"Emile Durkheim upset a lot of people, back in the late 19th century, by claiming that there was a “normal” rate of crime, which society seeks to maintain. He argued that the apprehension and punishment of criminals served a social function, by reaffirming everyone else’s commitment to the social order. In the same way that public rituals serve as a reaffirmation of faith for members of certain religion communities, the punishment of criminals plays the same role for members of society more generally. We find it easier to do our part in maintaining the social order when we have visible evidence that those who fail to do so are being appropriately sanctioned."
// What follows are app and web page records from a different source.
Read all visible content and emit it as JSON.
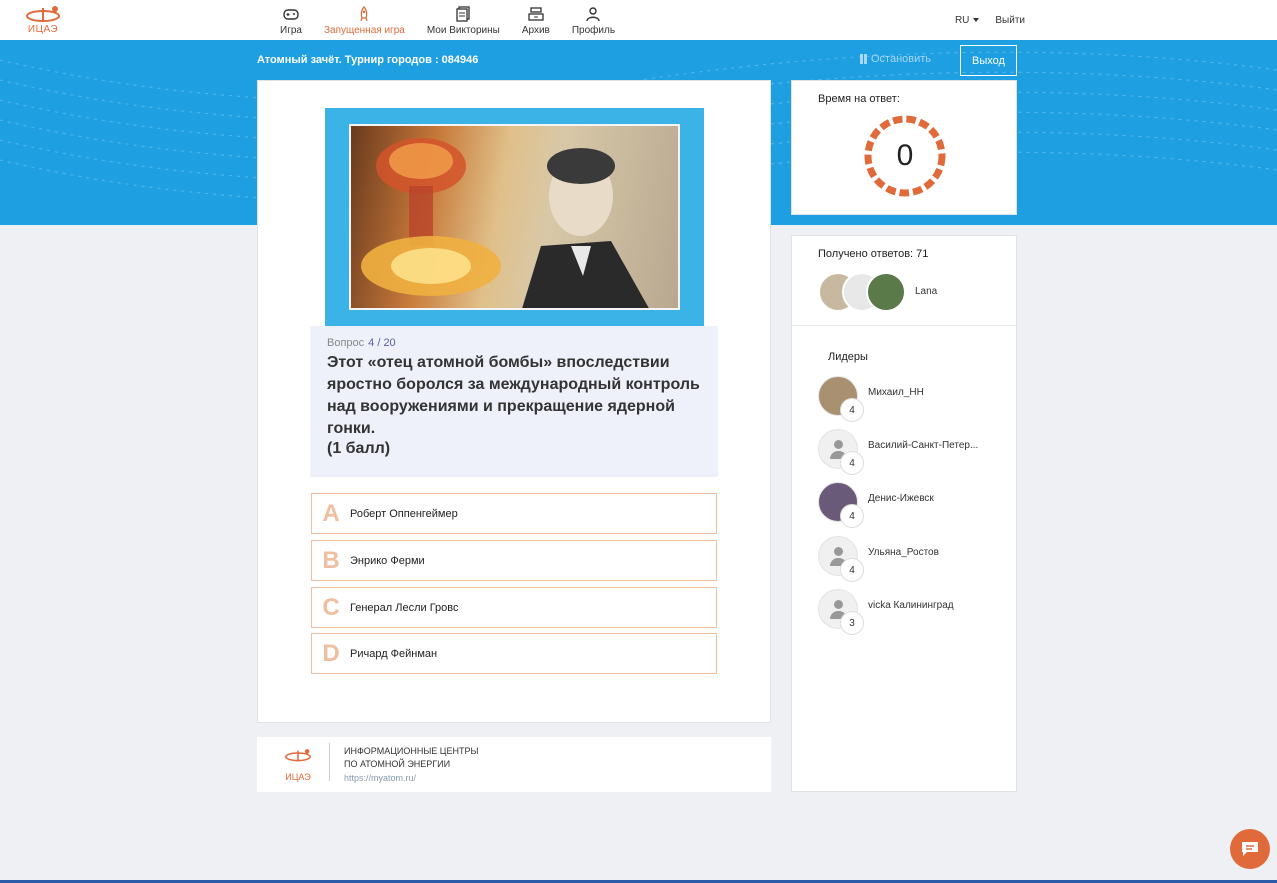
{
  "brand": {
    "logo_text": "ИЦАЭ",
    "accent": "#e06a3a",
    "blue": "#1e9fe2"
  },
  "nav": {
    "items": [
      {
        "label": "Игра",
        "icon": "gamepad-icon",
        "active": false
      },
      {
        "label": "Запущенная игра",
        "icon": "rocket-icon",
        "active": true
      },
      {
        "label": "Мои Викторины",
        "icon": "documents-icon",
        "active": false
      },
      {
        "label": "Архив",
        "icon": "archive-icon",
        "active": false
      },
      {
        "label": "Профиль",
        "icon": "user-icon",
        "active": false
      }
    ],
    "lang": "RU",
    "logout": "Выйти"
  },
  "game": {
    "title": "Атомный зачёт. Турнир городов : 084946",
    "stop_label": "Остановить",
    "exit_label": "Выход"
  },
  "question": {
    "label": "Вопрос",
    "number": "4 / 20",
    "text": "Этот «отец атомной бомбы» впоследствии яростно боролся за международный контроль над вооружениями и прекращение ядерной гонки.",
    "points": "(1 балл)"
  },
  "answers": [
    {
      "letter": "A",
      "text": "Роберт Оппенгеймер"
    },
    {
      "letter": "B",
      "text": "Энрико Ферми"
    },
    {
      "letter": "C",
      "text": "Генерал Лесли Гровс"
    },
    {
      "letter": "D",
      "text": "Ричард Фейнман"
    }
  ],
  "footer": {
    "logo_text": "ИЦАЭ",
    "line1": "ИНФОРМАЦИОННЫЕ ЦЕНТРЫ",
    "line2": "ПО АТОМНОЙ ЭНЕРГИИ",
    "link": "https://myatom.ru/"
  },
  "timer": {
    "label": "Время на ответ:",
    "value": "0"
  },
  "responses": {
    "label": "Получено ответов: 71",
    "last_name": "Lana"
  },
  "leaders": {
    "title": "Лидеры",
    "items": [
      {
        "name": "Михаил_НН",
        "score": "4",
        "avatar": "photo"
      },
      {
        "name": "Василий-Санкт-Петер...",
        "score": "4",
        "avatar": "generic"
      },
      {
        "name": "Денис-Ижевск",
        "score": "4",
        "avatar": "photo"
      },
      {
        "name": "Ульяна_Ростов",
        "score": "4",
        "avatar": "generic"
      },
      {
        "name": "vicka Калининград",
        "score": "3",
        "avatar": "generic"
      }
    ]
  },
  "chat": {
    "icon": "chat-icon"
  }
}
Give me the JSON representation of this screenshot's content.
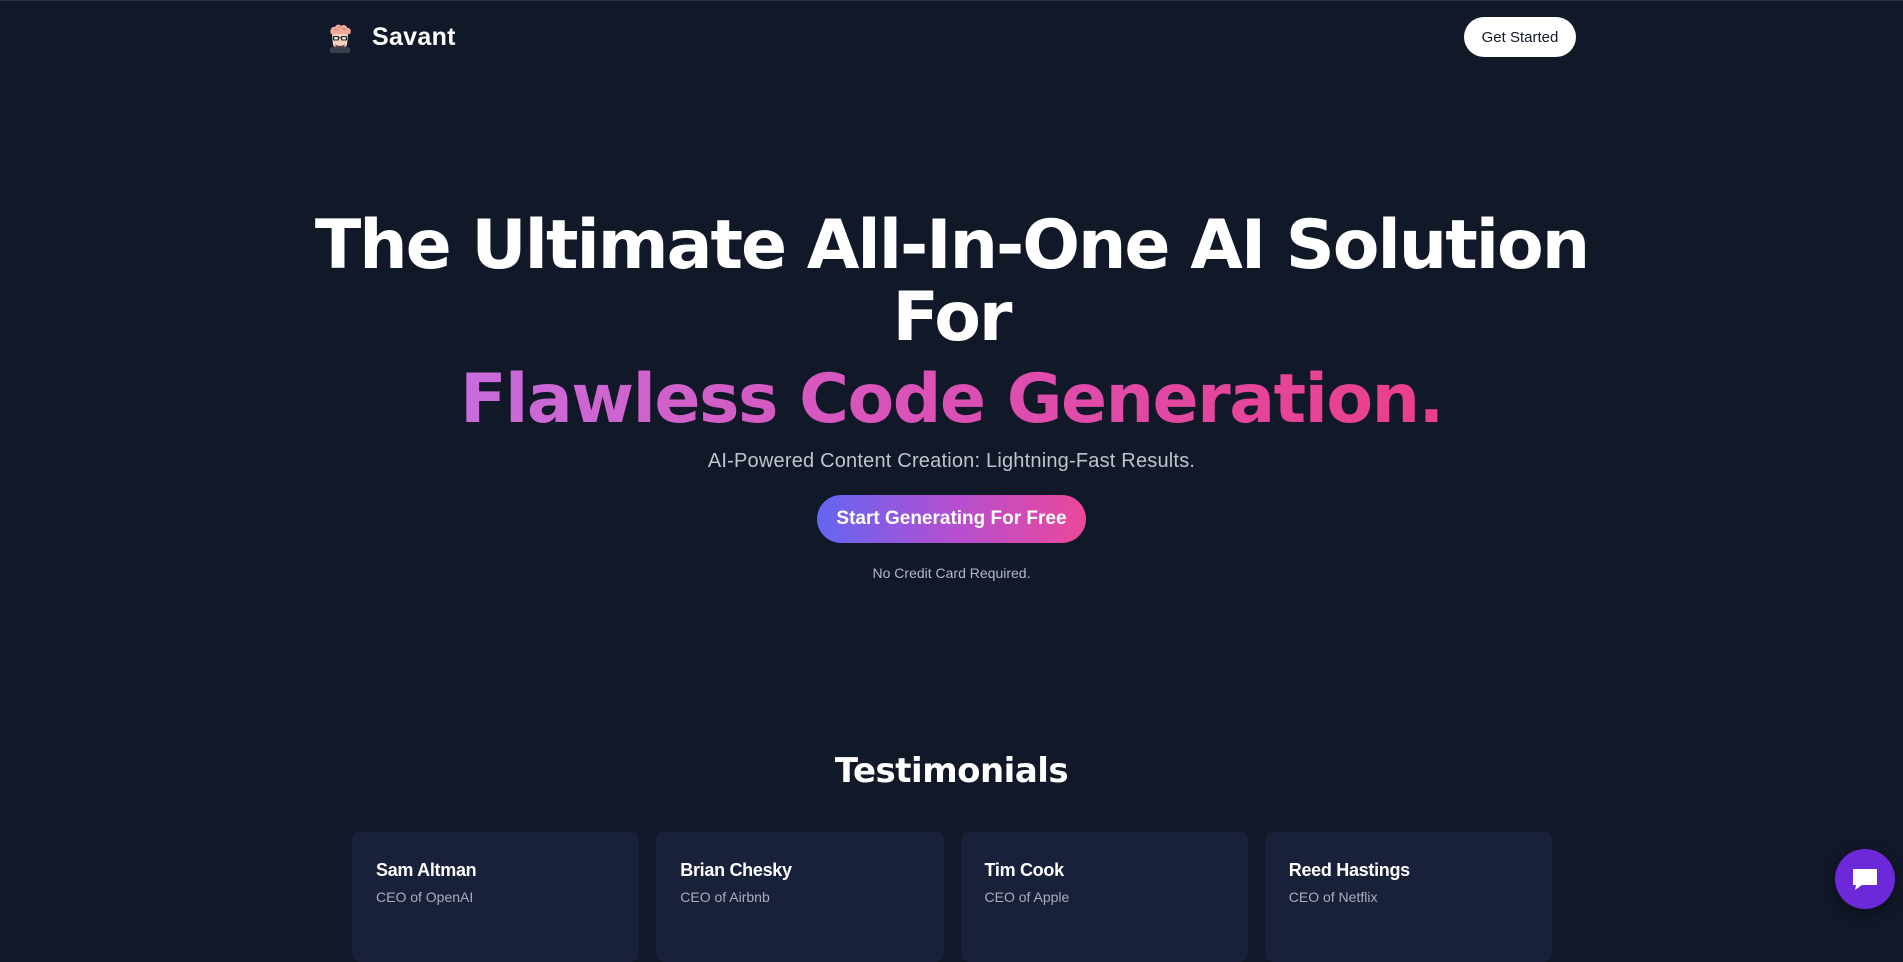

"This is why the general public takes such a keen interest in the punishment of criminals, and much less in, say, road maintenance, even though with the division of labour, there are agents of the state whose job it is to make sure that each is done expeditiously. But in order for this reaffirmation of the social order to take place, there must first be a sufficient number of criminals. This is where the “normal” rate of crime comes in – this is the level that is functionally required to maintain social solidarity. Durkheim argued that the crime rate cannot really drop much below this normal level, because if it does, society will respond by criminalizing new forms of behaviour, in order to bring the rate back up."